Action item:
For the records that follow, say how many lines have the word "here" in them. Write the number and nothing more.

Entries supplied:
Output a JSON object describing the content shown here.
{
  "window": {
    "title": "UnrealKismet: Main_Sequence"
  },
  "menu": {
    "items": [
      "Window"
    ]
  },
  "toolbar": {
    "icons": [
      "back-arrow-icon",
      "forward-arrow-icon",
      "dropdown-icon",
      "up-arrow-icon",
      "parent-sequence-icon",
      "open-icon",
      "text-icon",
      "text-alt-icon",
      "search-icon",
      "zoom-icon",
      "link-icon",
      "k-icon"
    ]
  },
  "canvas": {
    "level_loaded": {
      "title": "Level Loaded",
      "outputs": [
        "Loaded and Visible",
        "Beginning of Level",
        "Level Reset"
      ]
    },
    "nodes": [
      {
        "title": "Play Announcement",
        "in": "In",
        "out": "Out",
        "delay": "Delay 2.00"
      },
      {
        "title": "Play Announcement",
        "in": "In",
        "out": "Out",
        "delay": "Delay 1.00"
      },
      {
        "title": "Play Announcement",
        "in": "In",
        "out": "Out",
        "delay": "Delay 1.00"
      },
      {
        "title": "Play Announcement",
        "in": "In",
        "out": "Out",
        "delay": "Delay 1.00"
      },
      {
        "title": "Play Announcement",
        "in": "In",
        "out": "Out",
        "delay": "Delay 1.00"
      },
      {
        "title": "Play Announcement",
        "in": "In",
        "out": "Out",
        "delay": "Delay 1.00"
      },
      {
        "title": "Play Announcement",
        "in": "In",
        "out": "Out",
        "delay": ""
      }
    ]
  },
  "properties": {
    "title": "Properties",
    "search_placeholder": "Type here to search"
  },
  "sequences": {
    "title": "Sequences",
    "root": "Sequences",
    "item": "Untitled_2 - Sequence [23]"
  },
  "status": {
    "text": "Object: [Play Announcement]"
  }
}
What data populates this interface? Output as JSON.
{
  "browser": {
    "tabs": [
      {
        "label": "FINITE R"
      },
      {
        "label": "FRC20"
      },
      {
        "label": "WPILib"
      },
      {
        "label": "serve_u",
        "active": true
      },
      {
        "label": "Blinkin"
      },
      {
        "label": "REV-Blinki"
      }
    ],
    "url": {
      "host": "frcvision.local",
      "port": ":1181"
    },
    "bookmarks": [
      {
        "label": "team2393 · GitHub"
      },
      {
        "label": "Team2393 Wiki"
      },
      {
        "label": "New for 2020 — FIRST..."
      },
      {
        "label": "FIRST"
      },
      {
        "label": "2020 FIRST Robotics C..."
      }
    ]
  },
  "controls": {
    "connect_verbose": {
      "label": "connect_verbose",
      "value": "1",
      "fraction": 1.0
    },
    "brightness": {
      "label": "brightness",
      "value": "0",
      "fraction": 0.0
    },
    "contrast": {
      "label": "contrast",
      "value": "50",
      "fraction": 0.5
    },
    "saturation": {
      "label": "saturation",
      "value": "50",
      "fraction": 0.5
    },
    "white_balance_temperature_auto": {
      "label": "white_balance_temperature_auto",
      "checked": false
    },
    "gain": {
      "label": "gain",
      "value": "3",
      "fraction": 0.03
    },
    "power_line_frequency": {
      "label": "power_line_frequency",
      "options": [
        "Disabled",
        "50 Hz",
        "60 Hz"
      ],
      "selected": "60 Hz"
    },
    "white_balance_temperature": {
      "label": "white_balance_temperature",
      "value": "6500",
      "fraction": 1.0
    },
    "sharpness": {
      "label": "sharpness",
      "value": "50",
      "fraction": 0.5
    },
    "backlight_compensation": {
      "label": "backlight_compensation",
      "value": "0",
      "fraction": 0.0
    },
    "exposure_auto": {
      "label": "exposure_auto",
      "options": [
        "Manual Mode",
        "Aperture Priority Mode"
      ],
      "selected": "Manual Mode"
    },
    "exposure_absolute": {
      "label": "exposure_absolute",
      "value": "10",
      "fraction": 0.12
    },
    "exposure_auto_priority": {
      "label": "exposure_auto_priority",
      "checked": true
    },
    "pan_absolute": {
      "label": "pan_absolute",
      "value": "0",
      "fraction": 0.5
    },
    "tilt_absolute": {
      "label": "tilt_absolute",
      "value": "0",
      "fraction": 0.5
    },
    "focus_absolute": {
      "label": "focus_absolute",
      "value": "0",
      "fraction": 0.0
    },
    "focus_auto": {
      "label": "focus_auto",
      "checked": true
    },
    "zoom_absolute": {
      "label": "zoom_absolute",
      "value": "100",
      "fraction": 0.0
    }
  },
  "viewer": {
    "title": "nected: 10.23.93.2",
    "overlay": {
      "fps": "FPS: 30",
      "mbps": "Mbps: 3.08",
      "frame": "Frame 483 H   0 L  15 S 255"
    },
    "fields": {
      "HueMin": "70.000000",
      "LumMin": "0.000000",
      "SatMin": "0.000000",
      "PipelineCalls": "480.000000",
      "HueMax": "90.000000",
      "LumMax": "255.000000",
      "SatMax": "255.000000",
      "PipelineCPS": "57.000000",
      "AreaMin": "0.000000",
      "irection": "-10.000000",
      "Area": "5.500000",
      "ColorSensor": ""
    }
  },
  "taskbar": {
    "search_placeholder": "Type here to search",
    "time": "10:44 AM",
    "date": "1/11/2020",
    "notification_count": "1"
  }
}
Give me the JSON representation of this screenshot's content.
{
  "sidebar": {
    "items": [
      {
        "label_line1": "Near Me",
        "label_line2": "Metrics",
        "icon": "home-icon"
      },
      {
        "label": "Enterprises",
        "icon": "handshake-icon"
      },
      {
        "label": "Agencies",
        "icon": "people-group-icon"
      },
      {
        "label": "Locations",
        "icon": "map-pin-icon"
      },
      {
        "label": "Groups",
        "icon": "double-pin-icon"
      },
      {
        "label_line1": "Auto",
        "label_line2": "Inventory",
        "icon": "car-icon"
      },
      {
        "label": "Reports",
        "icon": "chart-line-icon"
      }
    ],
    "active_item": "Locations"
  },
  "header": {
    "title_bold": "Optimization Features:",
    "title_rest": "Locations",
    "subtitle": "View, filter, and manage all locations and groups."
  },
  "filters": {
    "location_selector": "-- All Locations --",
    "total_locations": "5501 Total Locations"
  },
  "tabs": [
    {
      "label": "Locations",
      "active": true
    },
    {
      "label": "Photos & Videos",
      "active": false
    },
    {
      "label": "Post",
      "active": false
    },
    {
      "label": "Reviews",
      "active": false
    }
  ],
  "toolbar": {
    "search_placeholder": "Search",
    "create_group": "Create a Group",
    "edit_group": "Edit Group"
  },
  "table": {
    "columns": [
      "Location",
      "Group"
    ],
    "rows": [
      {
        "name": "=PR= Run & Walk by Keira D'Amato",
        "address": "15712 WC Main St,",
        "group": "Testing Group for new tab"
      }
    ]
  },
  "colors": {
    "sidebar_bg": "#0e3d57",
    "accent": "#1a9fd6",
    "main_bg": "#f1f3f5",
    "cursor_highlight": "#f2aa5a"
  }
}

Reply to the task:
3